Could you describe the perfect French fry?
Mhyrvold: So one of our principles is that any good is worthy of investing time and energy to make the ultimate version. That doesn’t mean you always have to lavish the time and energy but if you have something like a hamburger or a French fry I think it’s worthwhile asking, “Well, what is the ultimate one?”
Well the next thing you get is this question of what do I mean by ultimate? It’s very personal; so when I say the ultimate French fry what I really mean is our idea of the ultimate French fry. I like fries that are crispy and one of the problems with French fries is you get a bunch of them and by the time you eat them they’re a soggy limp mess. They’re sort of like potato noodles almost. I don’t like that. Now if you do like that, then my ultimate won't be your ultimate, so that’s the first thing I have to say.
To make the French fries really crispy on the outside and the inside be perfectly cooked and fluffy and it have a great texture that’s a challenge, particularly if you want it to stay fluffy for a period of time because the interior is moister than the exterior. And so moisture from the inside will tend to migrate out and turn it into that–that limp fry which isn't my favorite.
Heston Blumenthal, a great chef in England had developed a technique where he cooks the French fries three times, and he uses a vacuum chamber to vacuum cook and dry the outside in between these cooking stages. And that makes a fantastic French fry.

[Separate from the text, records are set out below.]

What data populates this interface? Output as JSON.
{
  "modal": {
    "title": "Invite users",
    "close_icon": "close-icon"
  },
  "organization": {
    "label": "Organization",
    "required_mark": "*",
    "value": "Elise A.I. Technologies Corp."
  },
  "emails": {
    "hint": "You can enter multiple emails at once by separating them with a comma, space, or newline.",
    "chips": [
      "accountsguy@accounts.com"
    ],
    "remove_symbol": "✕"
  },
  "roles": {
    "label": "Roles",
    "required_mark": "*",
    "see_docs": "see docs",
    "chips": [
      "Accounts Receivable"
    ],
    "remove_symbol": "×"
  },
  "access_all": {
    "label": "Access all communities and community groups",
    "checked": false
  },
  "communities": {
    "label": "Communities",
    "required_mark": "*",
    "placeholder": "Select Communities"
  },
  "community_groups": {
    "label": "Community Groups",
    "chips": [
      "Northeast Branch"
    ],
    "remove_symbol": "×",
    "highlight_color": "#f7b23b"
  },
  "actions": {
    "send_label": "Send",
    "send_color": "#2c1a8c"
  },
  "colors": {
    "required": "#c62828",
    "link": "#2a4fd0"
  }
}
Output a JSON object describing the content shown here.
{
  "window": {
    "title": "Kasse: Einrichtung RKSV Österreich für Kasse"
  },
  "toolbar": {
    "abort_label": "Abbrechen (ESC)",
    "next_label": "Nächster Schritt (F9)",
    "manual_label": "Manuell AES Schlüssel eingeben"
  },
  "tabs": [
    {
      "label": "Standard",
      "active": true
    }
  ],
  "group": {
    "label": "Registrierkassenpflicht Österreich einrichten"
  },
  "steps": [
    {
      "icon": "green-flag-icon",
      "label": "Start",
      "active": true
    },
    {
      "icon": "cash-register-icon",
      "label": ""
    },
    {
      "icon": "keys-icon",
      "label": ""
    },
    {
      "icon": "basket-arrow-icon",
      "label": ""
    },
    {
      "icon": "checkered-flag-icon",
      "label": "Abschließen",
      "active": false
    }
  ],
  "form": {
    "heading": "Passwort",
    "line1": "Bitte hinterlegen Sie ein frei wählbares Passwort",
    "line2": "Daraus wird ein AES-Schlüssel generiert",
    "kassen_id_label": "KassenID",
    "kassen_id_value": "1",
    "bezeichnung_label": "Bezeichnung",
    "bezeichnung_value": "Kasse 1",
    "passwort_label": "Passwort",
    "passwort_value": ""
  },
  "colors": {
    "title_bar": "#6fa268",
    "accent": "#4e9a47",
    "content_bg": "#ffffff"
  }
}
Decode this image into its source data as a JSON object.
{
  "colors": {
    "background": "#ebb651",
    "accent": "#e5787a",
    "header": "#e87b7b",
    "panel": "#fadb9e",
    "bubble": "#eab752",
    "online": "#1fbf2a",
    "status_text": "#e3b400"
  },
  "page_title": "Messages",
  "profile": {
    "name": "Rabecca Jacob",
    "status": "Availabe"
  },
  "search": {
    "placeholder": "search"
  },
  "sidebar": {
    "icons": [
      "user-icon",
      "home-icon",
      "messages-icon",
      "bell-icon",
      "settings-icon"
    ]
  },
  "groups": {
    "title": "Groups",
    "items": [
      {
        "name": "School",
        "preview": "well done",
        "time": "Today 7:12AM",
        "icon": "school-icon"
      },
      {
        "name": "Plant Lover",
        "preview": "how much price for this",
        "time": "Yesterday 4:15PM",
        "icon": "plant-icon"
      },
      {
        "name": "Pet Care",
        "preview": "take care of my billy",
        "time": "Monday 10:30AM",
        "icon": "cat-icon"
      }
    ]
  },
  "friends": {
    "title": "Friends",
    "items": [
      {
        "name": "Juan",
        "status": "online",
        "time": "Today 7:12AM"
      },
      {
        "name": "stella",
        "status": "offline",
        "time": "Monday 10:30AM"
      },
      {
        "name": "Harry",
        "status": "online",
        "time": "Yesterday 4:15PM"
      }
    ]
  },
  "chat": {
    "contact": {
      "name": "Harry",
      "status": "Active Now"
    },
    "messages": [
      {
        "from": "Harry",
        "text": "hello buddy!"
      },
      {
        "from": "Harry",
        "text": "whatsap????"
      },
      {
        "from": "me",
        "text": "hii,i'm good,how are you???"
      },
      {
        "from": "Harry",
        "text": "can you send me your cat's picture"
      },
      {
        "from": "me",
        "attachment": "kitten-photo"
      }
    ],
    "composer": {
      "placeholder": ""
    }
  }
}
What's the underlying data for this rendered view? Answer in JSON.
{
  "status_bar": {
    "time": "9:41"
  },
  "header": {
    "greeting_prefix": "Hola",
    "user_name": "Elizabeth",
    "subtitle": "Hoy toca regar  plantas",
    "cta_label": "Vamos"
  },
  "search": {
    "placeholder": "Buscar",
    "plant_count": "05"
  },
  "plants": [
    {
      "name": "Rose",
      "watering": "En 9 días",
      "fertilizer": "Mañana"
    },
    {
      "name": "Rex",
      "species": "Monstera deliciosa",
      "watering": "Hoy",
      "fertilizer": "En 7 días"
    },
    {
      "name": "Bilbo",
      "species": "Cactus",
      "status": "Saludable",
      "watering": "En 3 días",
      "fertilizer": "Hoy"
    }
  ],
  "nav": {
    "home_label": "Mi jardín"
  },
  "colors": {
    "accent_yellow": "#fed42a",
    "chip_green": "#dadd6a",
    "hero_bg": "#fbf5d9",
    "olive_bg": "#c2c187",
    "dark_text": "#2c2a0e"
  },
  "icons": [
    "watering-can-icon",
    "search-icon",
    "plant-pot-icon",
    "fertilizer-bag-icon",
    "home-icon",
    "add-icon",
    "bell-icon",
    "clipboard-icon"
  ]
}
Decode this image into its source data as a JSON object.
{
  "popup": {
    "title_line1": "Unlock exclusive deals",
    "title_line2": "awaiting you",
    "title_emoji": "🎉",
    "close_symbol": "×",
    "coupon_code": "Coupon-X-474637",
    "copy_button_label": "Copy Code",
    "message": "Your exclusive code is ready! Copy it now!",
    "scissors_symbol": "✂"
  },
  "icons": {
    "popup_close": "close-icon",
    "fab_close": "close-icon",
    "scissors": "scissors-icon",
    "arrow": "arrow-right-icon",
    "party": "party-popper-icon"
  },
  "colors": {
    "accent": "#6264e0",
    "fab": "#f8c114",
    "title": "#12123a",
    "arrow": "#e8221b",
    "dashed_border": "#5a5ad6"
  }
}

Then we learned of some work done by some Polish scientists who had found that using a particular enzyme which attacks pectin, a compound that’s in jelly and jam and it’s in most fruit and vegetables, they could attack the outside of the French fry and make it even crispier. So then we decided to take it one stage beyond that and to use an ultrasonic bath. Ultrasonic baths are used for cleaning jewelry, cleaning all kinds of other delicate things. It works by having very high frequency sound. The high frequency sound literally rips the water apart because of these tiny bubbles called cavitation bubbles and those effectively scrub something for cleaning.
We put the potatoes in there and in that case the potato after cooking it once, the potato outside would get eaten away by these cavitation bubbles. So that would create a very large surface area, very crenulated rough surface to the potato, which when fried would become super-crisp. And so far as we can tell, it’s the ultimate that we’ve found so far. Now the great thing about science and cooking is tomorrow someone could have a better idea and there could be a penultimate French fry that’s better than what we’ve done so far.
There’s nowhere one can go to eat this French fry right?
There’s no commercial establishment that makes them to my knowledge. That’s right. If I really want them I know how to make them. At our food lab, we crank them out every now and then.
Describe your food lab.
My company invents new technology and if you invent new stuff you have to have a laboratory where you can prototype it and test it and do experiments. And so we have a laboratory facility that’s got chemistry labs and biology labs and machine shops and we took one corner of that and we turned it into a cooking lab. And there we have a full kitchen, as well equipped as any restaurant, plus tons of scientific equipment you’d find in essentially no restaurants - centrifuges and freeze driers and spray driers and rotary evaporators and all kinds of scientific equipment, some of which we actually use to cook - other things we use to analyze what we cook.